= Beginning of Section =
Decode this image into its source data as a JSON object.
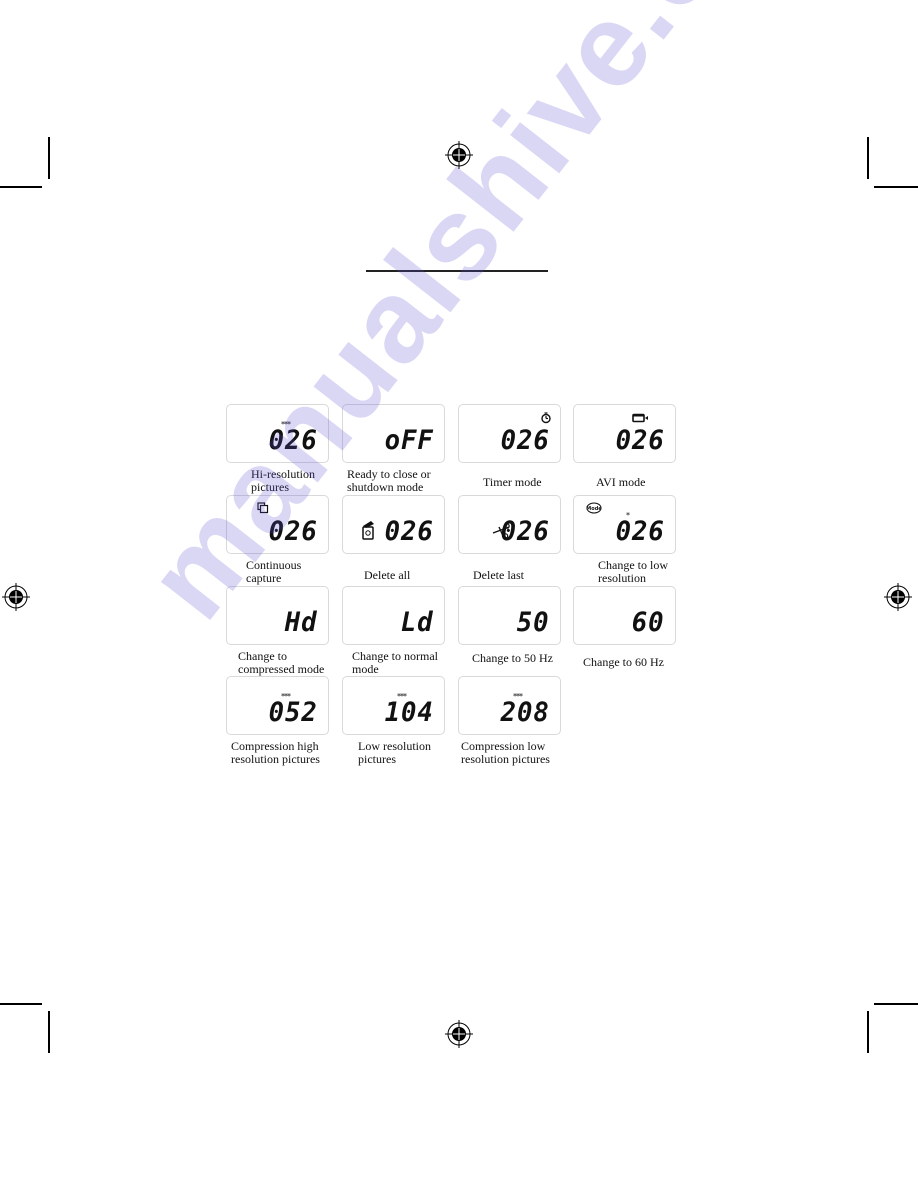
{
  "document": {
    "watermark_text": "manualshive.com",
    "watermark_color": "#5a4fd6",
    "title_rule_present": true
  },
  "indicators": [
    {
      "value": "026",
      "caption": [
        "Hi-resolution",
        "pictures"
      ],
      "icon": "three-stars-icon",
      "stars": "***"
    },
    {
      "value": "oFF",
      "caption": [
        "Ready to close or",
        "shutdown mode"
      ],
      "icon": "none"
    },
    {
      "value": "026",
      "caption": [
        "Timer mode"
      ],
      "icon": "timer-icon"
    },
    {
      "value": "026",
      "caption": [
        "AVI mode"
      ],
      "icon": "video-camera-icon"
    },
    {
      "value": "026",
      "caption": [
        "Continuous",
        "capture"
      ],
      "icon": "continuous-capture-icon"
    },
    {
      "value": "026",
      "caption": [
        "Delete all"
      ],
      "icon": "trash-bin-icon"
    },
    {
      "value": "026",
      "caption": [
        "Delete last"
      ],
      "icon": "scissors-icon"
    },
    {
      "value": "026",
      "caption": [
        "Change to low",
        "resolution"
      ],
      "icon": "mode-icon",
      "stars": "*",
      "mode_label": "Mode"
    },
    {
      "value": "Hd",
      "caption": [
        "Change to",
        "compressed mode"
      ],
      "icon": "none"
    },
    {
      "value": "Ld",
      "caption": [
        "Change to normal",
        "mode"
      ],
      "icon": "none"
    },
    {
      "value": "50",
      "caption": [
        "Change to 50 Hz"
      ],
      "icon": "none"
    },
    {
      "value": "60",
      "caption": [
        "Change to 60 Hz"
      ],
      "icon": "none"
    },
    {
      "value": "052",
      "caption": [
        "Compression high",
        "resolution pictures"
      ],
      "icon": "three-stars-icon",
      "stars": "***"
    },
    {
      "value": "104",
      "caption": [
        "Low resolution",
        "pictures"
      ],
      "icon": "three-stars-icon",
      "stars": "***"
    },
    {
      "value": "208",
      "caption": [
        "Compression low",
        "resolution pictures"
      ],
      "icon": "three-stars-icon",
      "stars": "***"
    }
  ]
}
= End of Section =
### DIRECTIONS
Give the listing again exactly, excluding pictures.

### SOLVED PROBLEM
Decode this image into its source data as a JSON object.
{
  "document": {
    "watermark_text": "manualshive.com",
    "watermark_color": "#5a4fd6",
    "title_rule_present": true
  },
  "indicators": [
    {
      "value": "026",
      "caption": [
        "Hi-resolution",
        "pictures"
      ],
      "icon": "three-stars-icon",
      "stars": "***"
    },
    {
      "value": "oFF",
      "caption": [
        "Ready to close or",
        "shutdown mode"
      ],
      "icon": "none"
    },
    {
      "value": "026",
      "caption": [
        "Timer mode"
      ],
      "icon": "timer-icon"
    },
    {
      "value": "026",
      "caption": [
        "AVI mode"
      ],
      "icon": "video-camera-icon"
    },
    {
      "value": "026",
      "caption": [
        "Continuous",
        "capture"
      ],
      "icon": "continuous-capture-icon"
    },
    {
      "value": "026",
      "caption": [
        "Delete all"
      ],
      "icon": "trash-bin-icon"
    },
    {
      "value": "026",
      "caption": [
        "Delete last"
      ],
      "icon": "scissors-icon"
    },
    {
      "value": "026",
      "caption": [
        "Change to low",
        "resolution"
      ],
      "icon": "mode-icon",
      "stars": "*",
      "mode_label": "Mode"
    },
    {
      "value": "Hd",
      "caption": [
        "Change to",
        "compressed mode"
      ],
      "icon": "none"
    },
    {
      "value": "Ld",
      "caption": [
        "Change to normal",
        "mode"
      ],
      "icon": "none"
    },
    {
      "value": "50",
      "caption": [
        "Change to 50 Hz"
      ],
      "icon": "none"
    },
    {
      "value": "60",
      "caption": [
        "Change to 60 Hz"
      ],
      "icon": "none"
    },
    {
      "value": "052",
      "caption": [
        "Compression high",
        "resolution pictures"
      ],
      "icon": "three-stars-icon",
      "stars": "***"
    },
    {
      "value": "104",
      "caption": [
        "Low resolution",
        "pictures"
      ],
      "icon": "three-stars-icon",
      "stars": "***"
    },
    {
      "value": "208",
      "caption": [
        "Compression low",
        "resolution pictures"
      ],
      "icon": "three-stars-icon",
      "stars": "***"
    }
  ]
}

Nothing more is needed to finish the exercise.